The gorgeous Meson..... a MiniSprint Mk2 hull (although at least one is known to be all plywood) with an open cockpit, decked in timber.

They usually have a sliding seat, though the 1976 Boat Show model was shown with wings. Its not known who made the professionally-decked ones (possibly Vandercraft) and its not clear (to me anyway) whether a home-completed composite MiniSprint Mk2 (of which there were a few) is really any different. Both Richmond Marine and Vandercraft made Sprint Mk2 open hulls for home completion (see Stuart's recollections below).

The moulds for the deck of the MiniSprint Mk2 are believed to be lost, however the hull mould (or possibly a plug) is still in existence and in reasonable condition - anyone with the requisite skill and experience fancy making a new GRP or FRP composite then just get in touch (see contact details at the bottom of the page).


Stuart Preston recalls his Sprint mk2 “Geordie”:

”Hello Minisail members, I have just been looking at the 1976 Minisail Yearbook and found an article I wrote all those years ago about Rigging and Deck layout. My last Minisail was the new sprint MK2 named Geordie. I purchased and collected the fibreglass hull from Richmond Marine. I then built a wooden deck onto the glass hull. The deck design I used closely followed the full glass fibre version. I believe my version was lighter than the all glass version which gave me a slight edge in racing. The centre board was shaped like an aeroplane wing with the maximum thickness 1/3 back from the leading edge. Having an open transom, I also made my own rudder and stock with a split, cranked and laminated tiller. This enabled the tiller to fit around the middle of the stock instead of the top, much stronger. I did have rudder problems with earlier Minisails so this new design of mine solved the old problems. The rudder too was profiled again as per the centre board but where the blade entered the water the blade was quite narrow to reduce surface drag. I also made the rudder go straight down into water and not angled back as most Minisails have. All these modifications made the boat very well balanced without the heavy helm experienced in strong winds. Geordie was a very quick boat it had the ability to pass other boats to leeward by close reaching past, then luffing up after passing. I used this tactic every time another competitor tried to luff me on the windward leg. I often received the comment 'how did you do that'. I did read sailing mags back then and remember this method of passing other boats to leeward being used.
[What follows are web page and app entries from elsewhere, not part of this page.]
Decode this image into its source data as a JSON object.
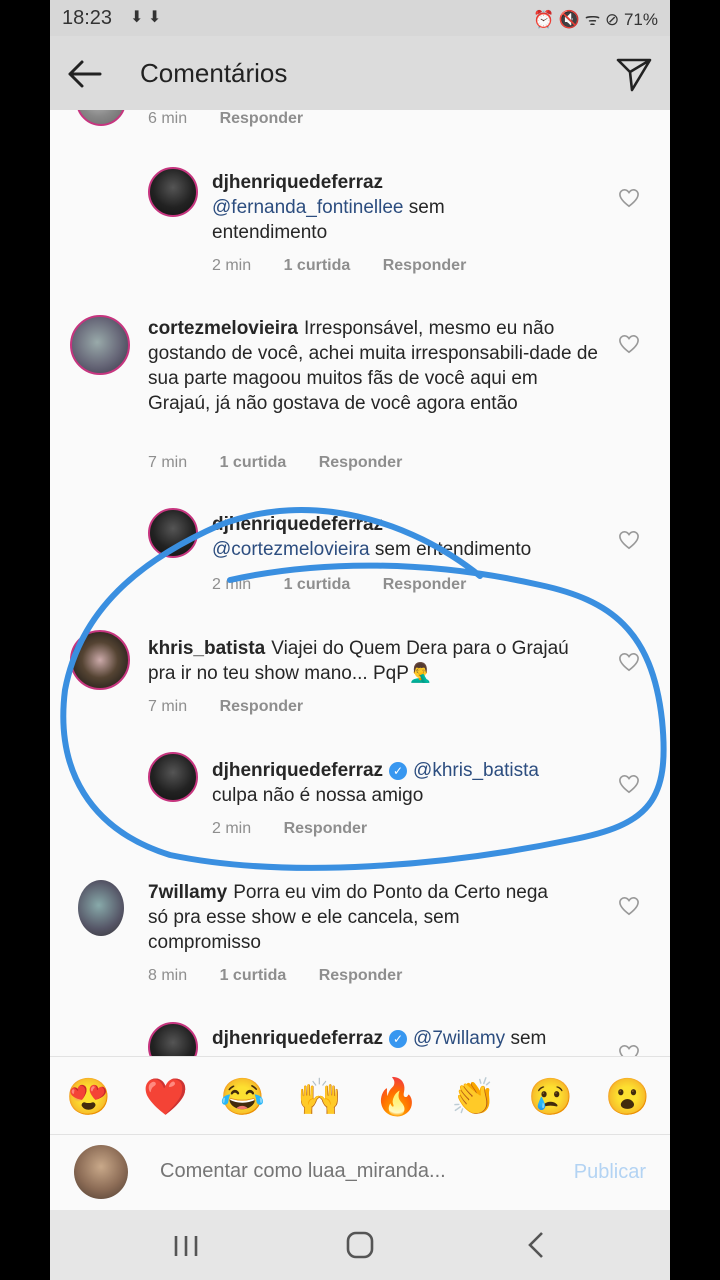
{
  "status": {
    "time": "18:23",
    "left_icons": "⬇ ⬇",
    "right_icons": "⏰ 🔇 ᯤ ⊘",
    "battery": "71%"
  },
  "header": {
    "title": "Comentários",
    "back_icon": "arrow-left-icon",
    "send_icon": "paper-plane-icon"
  },
  "comments": [
    {
      "time": "6 min",
      "reply": "Responder"
    },
    {
      "user": "djhenriquedeferraz",
      "mention": "@fernanda_fontinellee",
      "text": " sem entendimento",
      "time": "2 min",
      "likes": "1 curtida",
      "reply": "Responder"
    },
    {
      "user": "cortezmelovieira",
      "text": "Irresponsável, mesmo eu não gostando de você, achei muita irresponsabili-dade de sua parte magoou muitos fãs de você aqui em Grajaú, já não gostava de você agora então",
      "time": "7 min",
      "likes": "1 curtida",
      "reply": "Responder"
    },
    {
      "user": "djhenriquedeferraz",
      "mention": "@cortezmelovieira",
      "text": " sem entendimento",
      "time": "2 min",
      "likes": "1 curtida",
      "reply": "Responder"
    },
    {
      "user": "khris_batista",
      "text": "Viajei do Quem Dera para o Grajaú pra ir no teu show mano... PqP🤦‍♂️",
      "time": "7 min",
      "reply": "Responder"
    },
    {
      "user": "djhenriquedeferraz",
      "mention": "@khris_batista",
      "text": "culpa não é nossa amigo",
      "time": "2 min",
      "reply": "Responder"
    },
    {
      "user": "7willamy",
      "text": "Porra eu vim do Ponto da Certo nega só pra esse show e ele cancela, sem compromisso",
      "time": "8 min",
      "likes": "1 curtida",
      "reply": "Responder"
    },
    {
      "user": "djhenriquedeferraz",
      "mention": "@7willamy",
      "text": " sem"
    }
  ],
  "emojis": [
    "😍",
    "❤️",
    "😂",
    "🙌",
    "🔥",
    "👏",
    "😢",
    "😮"
  ],
  "input": {
    "placeholder": "Comentar como luaa_miranda...",
    "publish": "Publicar"
  },
  "colors": {
    "annotation": "#3a8fe0",
    "mention": "#2c4d7f",
    "story_ring": "#c6357f"
  }
}
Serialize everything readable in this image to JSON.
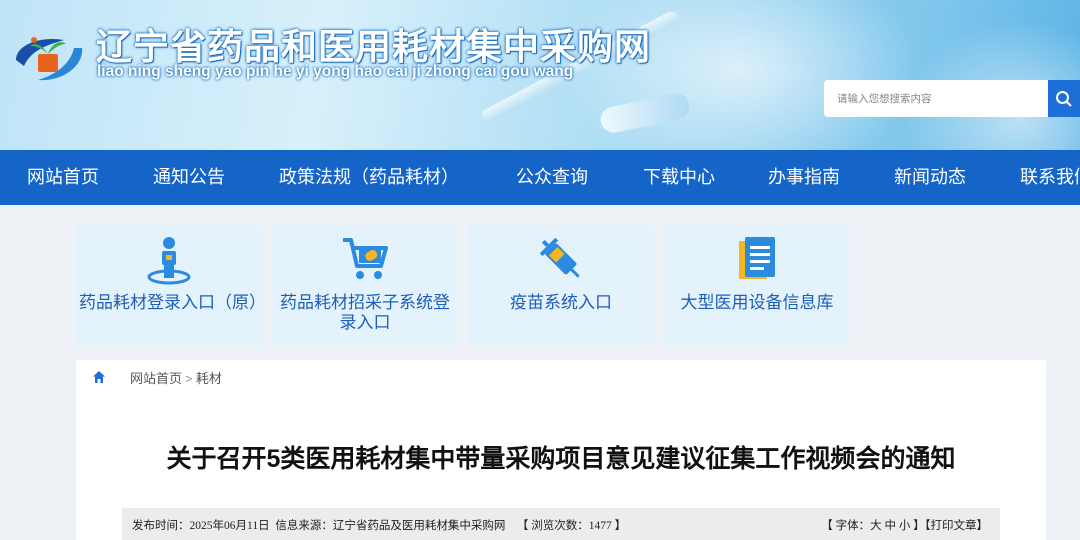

Remember an opponent can luff you but he cannot bear down on you under the rules. Hope you all find this article interesting. Have fun with your Minisails I certainly did.”